* [Work task]:
Since the entries below must stay intact, return each one exactly.

### Data listing ###

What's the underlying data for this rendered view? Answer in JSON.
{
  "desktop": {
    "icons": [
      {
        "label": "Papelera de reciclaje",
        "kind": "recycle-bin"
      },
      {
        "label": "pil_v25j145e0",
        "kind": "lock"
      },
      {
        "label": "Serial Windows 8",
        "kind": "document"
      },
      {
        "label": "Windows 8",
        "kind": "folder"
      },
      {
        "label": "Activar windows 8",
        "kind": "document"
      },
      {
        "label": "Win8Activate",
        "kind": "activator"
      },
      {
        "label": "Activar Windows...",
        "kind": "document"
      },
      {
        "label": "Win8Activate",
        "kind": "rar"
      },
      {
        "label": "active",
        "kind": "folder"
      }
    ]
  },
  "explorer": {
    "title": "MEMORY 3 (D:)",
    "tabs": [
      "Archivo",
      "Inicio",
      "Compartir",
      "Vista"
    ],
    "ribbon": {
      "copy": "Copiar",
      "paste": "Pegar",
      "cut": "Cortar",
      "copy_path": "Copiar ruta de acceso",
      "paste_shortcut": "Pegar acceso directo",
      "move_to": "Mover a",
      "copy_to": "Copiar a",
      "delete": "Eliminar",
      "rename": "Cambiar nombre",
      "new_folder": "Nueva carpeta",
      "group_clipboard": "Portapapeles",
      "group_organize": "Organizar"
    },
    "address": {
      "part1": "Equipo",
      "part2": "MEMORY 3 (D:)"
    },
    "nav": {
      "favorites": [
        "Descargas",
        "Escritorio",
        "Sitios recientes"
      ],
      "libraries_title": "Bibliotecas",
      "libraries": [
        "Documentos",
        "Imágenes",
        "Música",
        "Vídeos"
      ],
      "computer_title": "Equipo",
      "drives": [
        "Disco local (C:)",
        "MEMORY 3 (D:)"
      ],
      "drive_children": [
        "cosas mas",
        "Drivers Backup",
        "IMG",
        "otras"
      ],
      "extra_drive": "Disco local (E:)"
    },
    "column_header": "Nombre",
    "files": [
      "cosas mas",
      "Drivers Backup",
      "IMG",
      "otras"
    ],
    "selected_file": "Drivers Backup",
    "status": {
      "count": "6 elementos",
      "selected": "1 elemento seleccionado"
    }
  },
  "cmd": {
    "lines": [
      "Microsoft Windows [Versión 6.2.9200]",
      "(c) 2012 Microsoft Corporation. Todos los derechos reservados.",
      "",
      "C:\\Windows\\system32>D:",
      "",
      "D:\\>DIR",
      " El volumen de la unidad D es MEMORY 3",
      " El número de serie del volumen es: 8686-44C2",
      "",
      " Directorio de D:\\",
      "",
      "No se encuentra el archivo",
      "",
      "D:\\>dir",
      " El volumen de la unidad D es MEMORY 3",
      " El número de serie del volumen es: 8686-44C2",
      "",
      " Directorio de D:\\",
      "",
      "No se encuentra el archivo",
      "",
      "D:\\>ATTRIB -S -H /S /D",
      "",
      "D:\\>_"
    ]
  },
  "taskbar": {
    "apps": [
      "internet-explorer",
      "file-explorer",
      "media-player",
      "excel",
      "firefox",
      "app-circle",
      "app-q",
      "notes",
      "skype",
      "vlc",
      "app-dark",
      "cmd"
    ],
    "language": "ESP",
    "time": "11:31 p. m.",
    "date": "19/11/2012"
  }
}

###

* [Exercise answer]:
What's the underlying data for this rendered view? Answer in JSON.
{
  "desktop": {
    "icons": [
      {
        "label": "Papelera de reciclaje",
        "kind": "recycle-bin"
      },
      {
        "label": "pil_v25j145e0",
        "kind": "lock"
      },
      {
        "label": "Serial Windows 8",
        "kind": "document"
      },
      {
        "label": "Windows 8",
        "kind": "folder"
      },
      {
        "label": "Activar windows 8",
        "kind": "document"
      },
      {
        "label": "Win8Activate",
        "kind": "activator"
      },
      {
        "label": "Activar Windows...",
        "kind": "document"
      },
      {
        "label": "Win8Activate",
        "kind": "rar"
      },
      {
        "label": "active",
        "kind": "folder"
      }
    ]
  },
  "explorer": {
    "title": "MEMORY 3 (D:)",
    "tabs": [
      "Archivo",
      "Inicio",
      "Compartir",
      "Vista"
    ],
    "ribbon": {
      "copy": "Copiar",
      "paste": "Pegar",
      "cut": "Cortar",
      "copy_path": "Copiar ruta de acceso",
      "paste_shortcut": "Pegar acceso directo",
      "move_to": "Mover a",
      "copy_to": "Copiar a",
      "delete": "Eliminar",
      "rename": "Cambiar nombre",
      "new_folder": "Nueva carpeta",
      "group_clipboard": "Portapapeles",
      "group_organize": "Organizar"
    },
    "address": {
      "part1": "Equipo",
      "part2": "MEMORY 3 (D:)"
    },
    "nav": {
      "favorites": [
        "Descargas",
        "Escritorio",
        "Sitios recientes"
      ],
      "libraries_title": "Bibliotecas",
      "libraries": [
        "Documentos",
        "Imágenes",
        "Música",
        "Vídeos"
      ],
      "computer_title": "Equipo",
      "drives": [
        "Disco local (C:)",
        "MEMORY 3 (D:)"
      ],
      "drive_children": [
        "cosas mas",
        "Drivers Backup",
        "IMG",
        "otras"
      ],
      "extra_drive": "Disco local (E:)"
    },
    "column_header": "Nombre",
    "files": [
      "cosas mas",
      "Drivers Backup",
      "IMG",
      "otras"
    ],
    "selected_file": "Drivers Backup",
    "status": {
      "count": "6 elementos",
      "selected": "1 elemento seleccionado"
    }
  },
  "cmd": {
    "lines": [
      "Microsoft Windows [Versión 6.2.9200]",
      "(c) 2012 Microsoft Corporation. Todos los derechos reservados.",
      "",
      "C:\\Windows\\system32>D:",
      "",
      "D:\\>DIR",
      " El volumen de la unidad D es MEMORY 3",
      " El número de serie del volumen es: 8686-44C2",
      "",
      " Directorio de D:\\",
      "",
      "No se encuentra el archivo",
      "",
      "D:\\>dir",
      " El volumen de la unidad D es MEMORY 3",
      " El número de serie del volumen es: 8686-44C2",
      "",
      " Directorio de D:\\",
      "",
      "No se encuentra el archivo",
      "",
      "D:\\>ATTRIB -S -H /S /D",
      "",
      "D:\\>_"
    ]
  },
  "taskbar": {
    "apps": [
      "internet-explorer",
      "file-explorer",
      "media-player",
      "excel",
      "firefox",
      "app-circle",
      "app-q",
      "notes",
      "skype",
      "vlc",
      "app-dark",
      "cmd"
    ],
    "language": "ESP",
    "time": "11:31 p. m.",
    "date": "19/11/2012"
  }
}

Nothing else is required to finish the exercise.